4. “Comparison is the thief of joy.” (attributed to Theodore Roosevelt & Dwight Edwards) This quote has been plastered all over the internet and Hobby Lobby canvases for a long time now, but that doesn’t make it any less true. Facebook is a BIG FAT LIAR. Everyone is not out there doing exciting things, planning perfect parties, raising perfect children, eating at 5 star restaurants, climbing mountains and eating perfectly organic food without you. We should never be comparing everyone else’s highlight reel to our real life. We should actually never be comparing anyone else’s real life to our real life. Nobody wins in that scenario. Either I’m better (for 5 seconds until someone else comes along who puts us to shame) and wallowing in arrogant self-righteousness, or I’m worse and wallowing in shame. Either way, we’re self-centered and we’re not happy. Everyone is fighting this battle called life, and everyone is enjoying the magic called life, and we can never compare ours with someone else’s because someone comes up short, and joy is lost.
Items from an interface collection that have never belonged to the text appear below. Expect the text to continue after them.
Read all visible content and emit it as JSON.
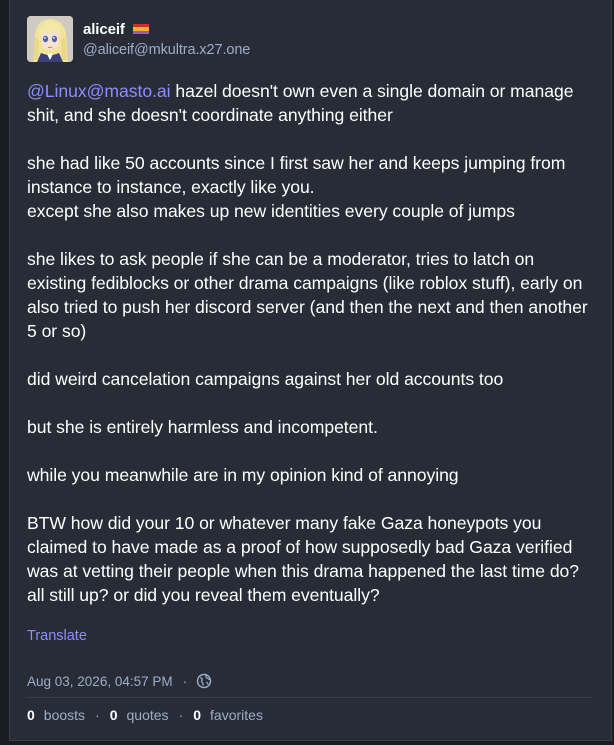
{
  "account": {
    "display_name": "aliceif",
    "handle": "@aliceif@mkultra.x27.one",
    "avatar_icon": "anime-avatar-icon",
    "flag_icon": "pride-flag-icon"
  },
  "post": {
    "mention": "@Linux@masto.ai",
    "p1_rest": " hazel doesn't own even a single domain or manage shit, and she doesn't coordinate anything either",
    "p2_line1": "she had like 50 accounts since I first saw her and keeps jumping from instance to instance, exactly like you.",
    "p2_line2": "except she also makes up new identities every couple of jumps",
    "p3": "she likes to ask people if she can be a moderator, tries to latch on existing fediblocks or other drama campaigns (like roblox stuff), early on also tried to push her discord server (and then the next and then another 5 or so)",
    "p4": "did weird cancelation campaigns against her old accounts too",
    "p5": "but she is entirely harmless and incompetent.",
    "p6": "while you meanwhile are in my opinion kind of annoying",
    "p7": "BTW how did your 10 or whatever many fake Gaza honeypots you claimed to have made as a proof of how supposedly bad Gaza verified was at vetting their people when this drama happened the last time do? all still up? or did you reveal them eventually?"
  },
  "actions": {
    "translate_label": "Translate"
  },
  "meta": {
    "timestamp": "Aug 03, 2026, 04:57 PM",
    "separator": "·",
    "visibility_icon": "globe-icon"
  },
  "counts": {
    "boosts_count": "0",
    "boosts_label": "boosts",
    "quotes_count": "0",
    "quotes_label": "quotes",
    "favorites_count": "0",
    "favorites_label": "favorites",
    "separator": "·"
  },
  "colors": {
    "background": "#191b22",
    "card": "#282c37",
    "accent": "#8c8dff",
    "muted": "#9baec8",
    "text": "#ffffff"
  }
}
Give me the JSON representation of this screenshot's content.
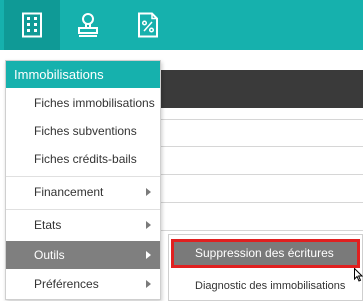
{
  "colors": {
    "accent": "#16b1ad",
    "active_item": "#7f7f7f",
    "highlight_border": "#e02020"
  },
  "toolbar": {
    "buttons": [
      {
        "icon": "building-icon",
        "active": true
      },
      {
        "icon": "stamp-icon",
        "active": false
      },
      {
        "icon": "percent-document-icon",
        "active": false
      }
    ]
  },
  "menu": {
    "header": "Immobilisations",
    "items": [
      {
        "label": "Fiches immobilisations"
      },
      {
        "label": "Fiches subventions"
      },
      {
        "label": "Fiches crédits-bails"
      },
      {
        "label": "Financement",
        "has_submenu": true
      },
      {
        "label": "Etats",
        "has_submenu": true
      },
      {
        "label": "Outils",
        "has_submenu": true,
        "active": true
      },
      {
        "label": "Préférences",
        "has_submenu": true
      }
    ]
  },
  "submenu": {
    "items": [
      {
        "label": "Suppression des écritures",
        "highlighted": true
      },
      {
        "label": "Diagnostic des immobilisations"
      }
    ]
  }
}
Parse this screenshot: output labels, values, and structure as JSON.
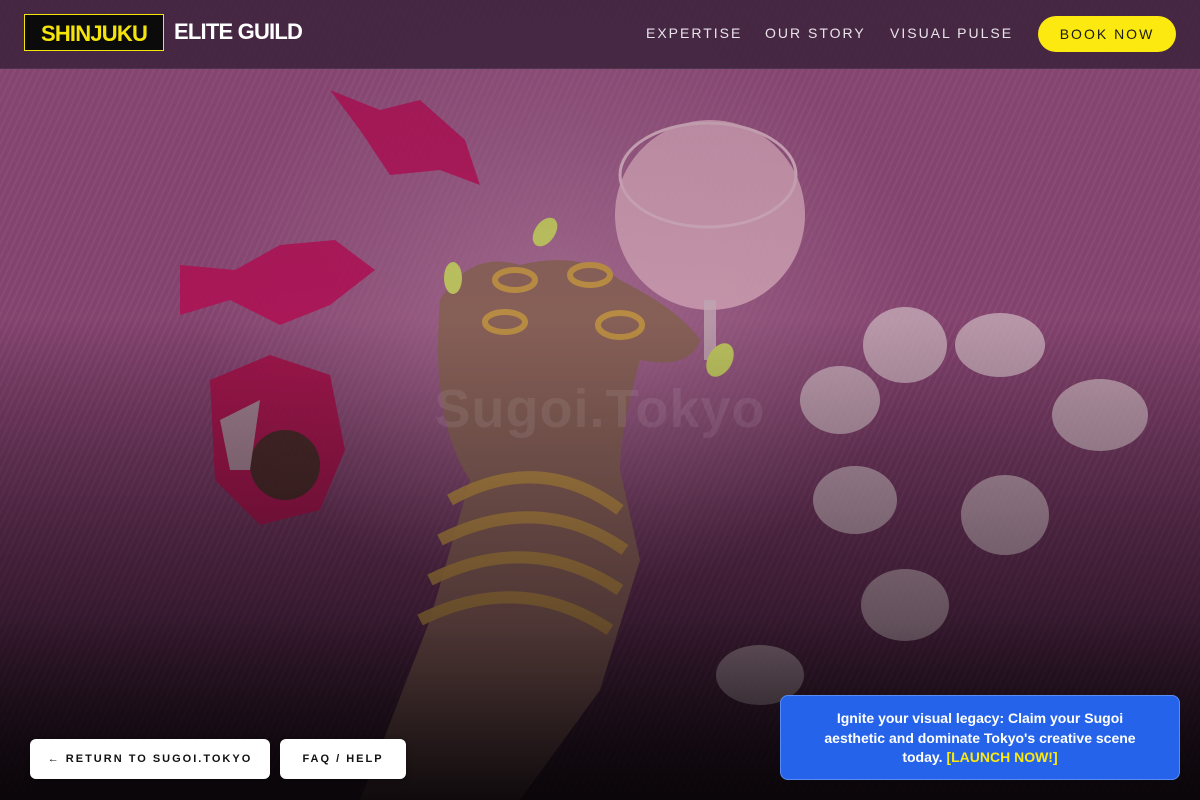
{
  "header": {
    "logo_box": "SHINJUKU",
    "logo_text": "ELITE GUILD",
    "nav": [
      "EXPERTISE",
      "OUR STORY",
      "VISUAL PULSE"
    ],
    "cta": "BOOK NOW"
  },
  "hero": {
    "watermark": "Sugoi.Tokyo"
  },
  "footer_buttons": {
    "return": "← RETURN TO SUGOI.TOKYO",
    "faq": "FAQ / HELP"
  },
  "promo": {
    "text": "Ignite your visual legacy: Claim your Sugoi aesthetic and dominate Tokyo's creative scene today.",
    "link": "[LAUNCH NOW!]"
  },
  "colors": {
    "accent_yellow": "#fbe90f",
    "promo_blue": "#2563eb",
    "header_bg": "#3c233c"
  }
}
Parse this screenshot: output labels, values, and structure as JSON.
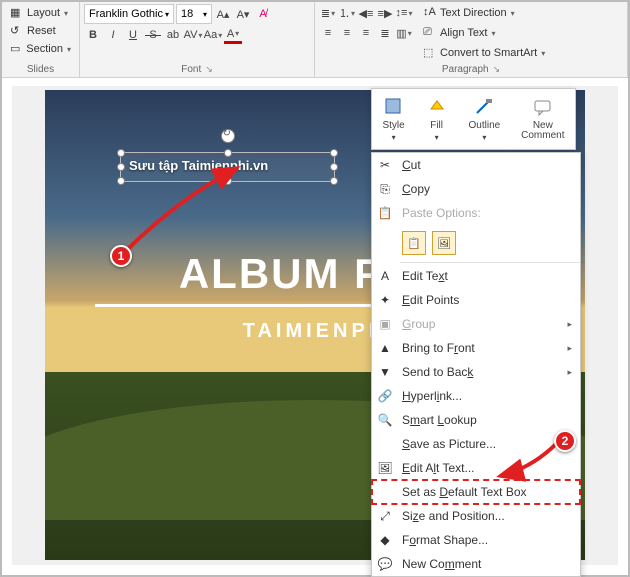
{
  "ribbon": {
    "slides": {
      "layout": "Layout",
      "reset": "Reset",
      "section": "Section",
      "label": "Slides"
    },
    "font": {
      "name": "Franklin Gothic",
      "size": "18",
      "label": "Font"
    },
    "paragraph": {
      "text_direction": "Text Direction",
      "align_text": "Align Text",
      "convert_smartart": "Convert to SmartArt",
      "label": "Paragraph"
    }
  },
  "minitoolbar": {
    "style": "Style",
    "fill": "Fill",
    "outline": "Outline",
    "new_comment": "New\nComment"
  },
  "context_menu": {
    "cut": "Cut",
    "copy": "Copy",
    "paste_options": "Paste Options:",
    "edit_text": "Edit Text",
    "edit_points": "Edit Points",
    "group": "Group",
    "bring_front": "Bring to Front",
    "send_back": "Send to Back",
    "hyperlink": "Hyperlink...",
    "smart_lookup": "Smart Lookup",
    "save_picture": "Save as Picture...",
    "edit_alt": "Edit Alt Text...",
    "set_default": "Set as Default Text Box",
    "size_position": "Size and Position...",
    "format_shape": "Format Shape...",
    "new_comment": "New Comment"
  },
  "slide": {
    "textbox_text": "Sưu tập Taimienphi.vn",
    "title": "ALBUM   PHO",
    "subtitle": "TAIMIENPH"
  },
  "badges": {
    "one": "1",
    "two": "2"
  }
}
5. Thankfulness is the road to joy. Now I’m not advocating for Pollyanna here (if the reference is lost on you, google it), but there is something to be said for focusing on the massive amounts of good in our lives.
Always be joyful. Never stop praying. Be thankful in all circumstances, for this is God’s will for you who belong to Christ Jesus. (1 Thessalonians 5:16-18)
When I’m looking for problems, I will find them. When I’m looking for blessings, I will find them. When I’m looking for stress, I will find it. Jesus said, “In this world you will have trouble. But take heart! I have overcome the world.” I don’t have to look very hard to see the trouble. But when I start looking for God at work, it turns out I don’t have to look very far to see that either. It’s all in what you’re looking for.
So the other day I was looking back at old pictures on my phone, and I marveled at the goodness of God. Just this summer, we have experienced so much joy, and I’ve been precariously in danger of missing it. If you need a boost today, look back at your pictures and see all the wonder and beauty that the story tells. Here’s the story of our summer in pictures (I apologize to you talented artists out there. My photography is atrocious. Forgive me and look past it to the life in the photos.):